would be improved by appropriate use of electrolyte-carbohydrate solutions under field conditions.
Below are the committee's recommendations developed following the workshop:
The solutions should provide approximately 20 to 30 meq of sodium per liter, 2 to 5 meq of potassium per liter, and chloride as the only anion.
The carbohydrate content should be provided as glucose or sucrose, malto-dextrin, or other complex carbohydrate in a concentration of 5% to 10%.
The value of additional magnesium, bicarbonate, and phosphate to compensate for gastrointestinal losses due to diarrhea or other gastrointestinal disturbances should be determined.
The promotion of fluid intake with such palatability and psychogenic aids as flavorings and colorings should be evaluated with respect to the promotion of fluid intake.
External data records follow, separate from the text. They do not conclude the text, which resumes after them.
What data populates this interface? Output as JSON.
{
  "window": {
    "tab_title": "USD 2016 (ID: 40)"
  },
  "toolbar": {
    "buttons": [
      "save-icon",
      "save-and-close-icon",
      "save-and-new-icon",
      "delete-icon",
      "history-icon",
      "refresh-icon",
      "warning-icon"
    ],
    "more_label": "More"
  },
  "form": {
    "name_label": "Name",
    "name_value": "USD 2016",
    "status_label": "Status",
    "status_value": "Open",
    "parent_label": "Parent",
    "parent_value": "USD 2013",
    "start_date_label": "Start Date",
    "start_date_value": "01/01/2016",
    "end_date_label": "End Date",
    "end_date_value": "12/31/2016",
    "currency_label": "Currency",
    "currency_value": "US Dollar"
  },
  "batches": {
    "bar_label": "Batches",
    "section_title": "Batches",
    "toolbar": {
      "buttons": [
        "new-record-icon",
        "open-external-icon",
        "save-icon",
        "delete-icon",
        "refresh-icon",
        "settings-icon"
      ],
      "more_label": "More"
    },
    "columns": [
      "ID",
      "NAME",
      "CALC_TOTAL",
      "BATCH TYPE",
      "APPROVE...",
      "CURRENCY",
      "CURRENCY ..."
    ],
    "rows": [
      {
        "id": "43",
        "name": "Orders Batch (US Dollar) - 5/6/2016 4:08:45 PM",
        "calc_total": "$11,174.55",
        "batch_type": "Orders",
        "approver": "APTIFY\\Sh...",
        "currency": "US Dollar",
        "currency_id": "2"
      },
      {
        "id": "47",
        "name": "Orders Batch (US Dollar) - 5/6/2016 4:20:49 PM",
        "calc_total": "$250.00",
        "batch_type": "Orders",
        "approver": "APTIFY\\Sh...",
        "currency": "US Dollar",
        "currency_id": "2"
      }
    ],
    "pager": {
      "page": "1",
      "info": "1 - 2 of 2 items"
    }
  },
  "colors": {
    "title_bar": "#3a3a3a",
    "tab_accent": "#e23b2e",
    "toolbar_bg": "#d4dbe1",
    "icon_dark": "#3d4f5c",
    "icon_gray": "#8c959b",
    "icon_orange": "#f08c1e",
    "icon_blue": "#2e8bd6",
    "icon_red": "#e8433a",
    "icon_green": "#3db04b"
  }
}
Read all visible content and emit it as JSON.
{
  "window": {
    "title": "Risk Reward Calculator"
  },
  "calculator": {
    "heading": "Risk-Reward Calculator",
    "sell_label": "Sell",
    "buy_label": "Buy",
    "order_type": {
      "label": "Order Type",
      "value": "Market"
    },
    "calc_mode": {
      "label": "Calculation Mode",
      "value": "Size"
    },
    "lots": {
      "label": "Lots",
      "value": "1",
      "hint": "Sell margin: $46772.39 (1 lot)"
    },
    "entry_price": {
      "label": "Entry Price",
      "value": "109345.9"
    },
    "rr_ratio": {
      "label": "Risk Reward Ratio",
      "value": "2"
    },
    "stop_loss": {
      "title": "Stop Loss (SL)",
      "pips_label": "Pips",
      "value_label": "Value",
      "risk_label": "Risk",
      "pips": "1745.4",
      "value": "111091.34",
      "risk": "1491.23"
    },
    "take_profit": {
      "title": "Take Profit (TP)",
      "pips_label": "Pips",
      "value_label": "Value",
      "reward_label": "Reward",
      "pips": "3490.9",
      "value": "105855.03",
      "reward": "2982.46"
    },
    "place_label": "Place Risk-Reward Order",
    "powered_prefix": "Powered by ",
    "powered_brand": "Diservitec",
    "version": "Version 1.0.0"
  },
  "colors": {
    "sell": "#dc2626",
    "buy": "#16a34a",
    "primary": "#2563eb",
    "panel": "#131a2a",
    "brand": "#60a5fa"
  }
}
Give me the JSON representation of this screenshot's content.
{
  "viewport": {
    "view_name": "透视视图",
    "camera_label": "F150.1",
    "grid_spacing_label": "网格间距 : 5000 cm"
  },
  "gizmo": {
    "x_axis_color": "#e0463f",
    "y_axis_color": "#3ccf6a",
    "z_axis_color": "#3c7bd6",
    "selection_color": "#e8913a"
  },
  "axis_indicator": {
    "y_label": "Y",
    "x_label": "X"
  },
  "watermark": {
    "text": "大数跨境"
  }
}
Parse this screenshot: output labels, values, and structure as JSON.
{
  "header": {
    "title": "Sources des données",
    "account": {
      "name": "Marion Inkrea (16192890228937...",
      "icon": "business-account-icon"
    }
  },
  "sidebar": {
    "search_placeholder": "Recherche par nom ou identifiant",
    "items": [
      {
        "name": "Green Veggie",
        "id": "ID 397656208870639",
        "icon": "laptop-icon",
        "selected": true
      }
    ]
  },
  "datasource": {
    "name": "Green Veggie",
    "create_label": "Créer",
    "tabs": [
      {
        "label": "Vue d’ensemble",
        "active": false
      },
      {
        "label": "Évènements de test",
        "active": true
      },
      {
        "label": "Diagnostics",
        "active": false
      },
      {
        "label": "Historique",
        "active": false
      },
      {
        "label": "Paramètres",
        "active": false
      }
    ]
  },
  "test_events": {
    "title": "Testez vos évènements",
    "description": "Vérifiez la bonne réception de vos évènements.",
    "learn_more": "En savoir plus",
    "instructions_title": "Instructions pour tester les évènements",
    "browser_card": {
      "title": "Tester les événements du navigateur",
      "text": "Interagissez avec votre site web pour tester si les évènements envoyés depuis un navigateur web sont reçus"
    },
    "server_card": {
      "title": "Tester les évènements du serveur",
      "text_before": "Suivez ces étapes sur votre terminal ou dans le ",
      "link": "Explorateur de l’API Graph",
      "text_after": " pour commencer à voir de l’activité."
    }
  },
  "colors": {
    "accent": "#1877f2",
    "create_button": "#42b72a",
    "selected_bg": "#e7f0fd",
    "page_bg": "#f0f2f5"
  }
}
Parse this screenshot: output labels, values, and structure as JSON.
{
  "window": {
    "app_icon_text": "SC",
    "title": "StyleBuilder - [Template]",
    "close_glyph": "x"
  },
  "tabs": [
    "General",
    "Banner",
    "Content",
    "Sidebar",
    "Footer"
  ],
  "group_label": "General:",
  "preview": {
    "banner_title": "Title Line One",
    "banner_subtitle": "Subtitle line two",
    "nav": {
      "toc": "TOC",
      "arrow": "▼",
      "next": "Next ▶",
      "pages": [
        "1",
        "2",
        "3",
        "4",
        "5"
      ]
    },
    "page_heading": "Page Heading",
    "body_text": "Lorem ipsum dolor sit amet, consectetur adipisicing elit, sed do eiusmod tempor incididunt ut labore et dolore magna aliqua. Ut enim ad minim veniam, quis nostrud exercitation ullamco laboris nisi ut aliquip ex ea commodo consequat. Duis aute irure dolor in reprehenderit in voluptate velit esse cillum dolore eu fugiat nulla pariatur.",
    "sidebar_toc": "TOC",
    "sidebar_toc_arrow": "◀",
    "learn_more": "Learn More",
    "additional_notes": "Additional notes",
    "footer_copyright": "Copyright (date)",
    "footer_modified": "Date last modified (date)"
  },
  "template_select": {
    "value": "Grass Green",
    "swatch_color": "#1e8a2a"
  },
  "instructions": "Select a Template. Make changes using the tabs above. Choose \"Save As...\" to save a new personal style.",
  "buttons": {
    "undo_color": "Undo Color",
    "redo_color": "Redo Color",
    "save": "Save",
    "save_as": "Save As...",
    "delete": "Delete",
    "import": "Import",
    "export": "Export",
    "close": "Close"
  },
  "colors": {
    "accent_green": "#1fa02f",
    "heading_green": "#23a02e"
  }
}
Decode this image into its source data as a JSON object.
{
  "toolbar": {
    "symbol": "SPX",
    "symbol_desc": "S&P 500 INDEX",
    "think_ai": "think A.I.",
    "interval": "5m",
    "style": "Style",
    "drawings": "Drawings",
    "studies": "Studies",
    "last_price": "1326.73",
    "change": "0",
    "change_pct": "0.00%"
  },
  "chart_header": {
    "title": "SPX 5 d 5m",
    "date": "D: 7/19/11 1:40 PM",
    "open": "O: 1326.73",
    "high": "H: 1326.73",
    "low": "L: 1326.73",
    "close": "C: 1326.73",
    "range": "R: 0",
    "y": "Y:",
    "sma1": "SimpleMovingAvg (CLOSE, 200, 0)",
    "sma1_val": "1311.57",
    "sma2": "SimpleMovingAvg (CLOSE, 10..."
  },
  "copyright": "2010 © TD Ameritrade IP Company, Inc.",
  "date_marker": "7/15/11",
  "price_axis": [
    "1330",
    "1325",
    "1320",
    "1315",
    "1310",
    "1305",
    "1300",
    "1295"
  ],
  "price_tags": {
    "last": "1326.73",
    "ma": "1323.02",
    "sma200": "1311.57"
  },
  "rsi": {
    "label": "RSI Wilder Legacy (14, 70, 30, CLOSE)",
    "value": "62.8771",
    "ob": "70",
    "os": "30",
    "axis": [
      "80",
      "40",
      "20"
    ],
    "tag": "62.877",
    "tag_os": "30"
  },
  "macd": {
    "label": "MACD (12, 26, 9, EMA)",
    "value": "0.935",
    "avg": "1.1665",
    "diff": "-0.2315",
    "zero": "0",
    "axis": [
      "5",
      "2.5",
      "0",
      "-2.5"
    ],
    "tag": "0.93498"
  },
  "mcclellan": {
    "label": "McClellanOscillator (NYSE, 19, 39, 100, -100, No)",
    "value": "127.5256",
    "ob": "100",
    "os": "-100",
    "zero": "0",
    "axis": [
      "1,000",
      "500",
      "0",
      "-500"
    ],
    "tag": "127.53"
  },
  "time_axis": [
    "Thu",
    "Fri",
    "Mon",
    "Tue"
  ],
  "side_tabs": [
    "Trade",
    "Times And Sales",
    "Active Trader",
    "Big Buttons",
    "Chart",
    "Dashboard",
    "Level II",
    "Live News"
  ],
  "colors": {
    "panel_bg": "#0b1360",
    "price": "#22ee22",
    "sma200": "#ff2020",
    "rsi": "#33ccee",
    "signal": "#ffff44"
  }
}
The components of the solution must be compatible with halogens or other water purifiers.
A variety of training and field operations should be considered as a means for evaluating the effectiveness of prototype electrolyte-carbohydrate-containing solutions under the following conditions:
When soldiers are in significant negative caloric balance.
Under conditions of hypohydration.
When the solution is the principal beverage available.
Under conditions of environmental extremes, especially those conducive to stress. Interventions for prevention and therapy of heat-related disorders should be evaluated.
When used by soldiers previously on a low sodium diet (less than 3 g/day) who are suddenly exposed to hot or humid environments and who are performing heavy physical activity.
Under field conditions when halogen-treated water is likely to be available. Do any of the components in the prepared solution interfere with purification of the water? Is the resulting beverage sufficiently palatable to ensure an intake adequate to prevent significant hypohydration?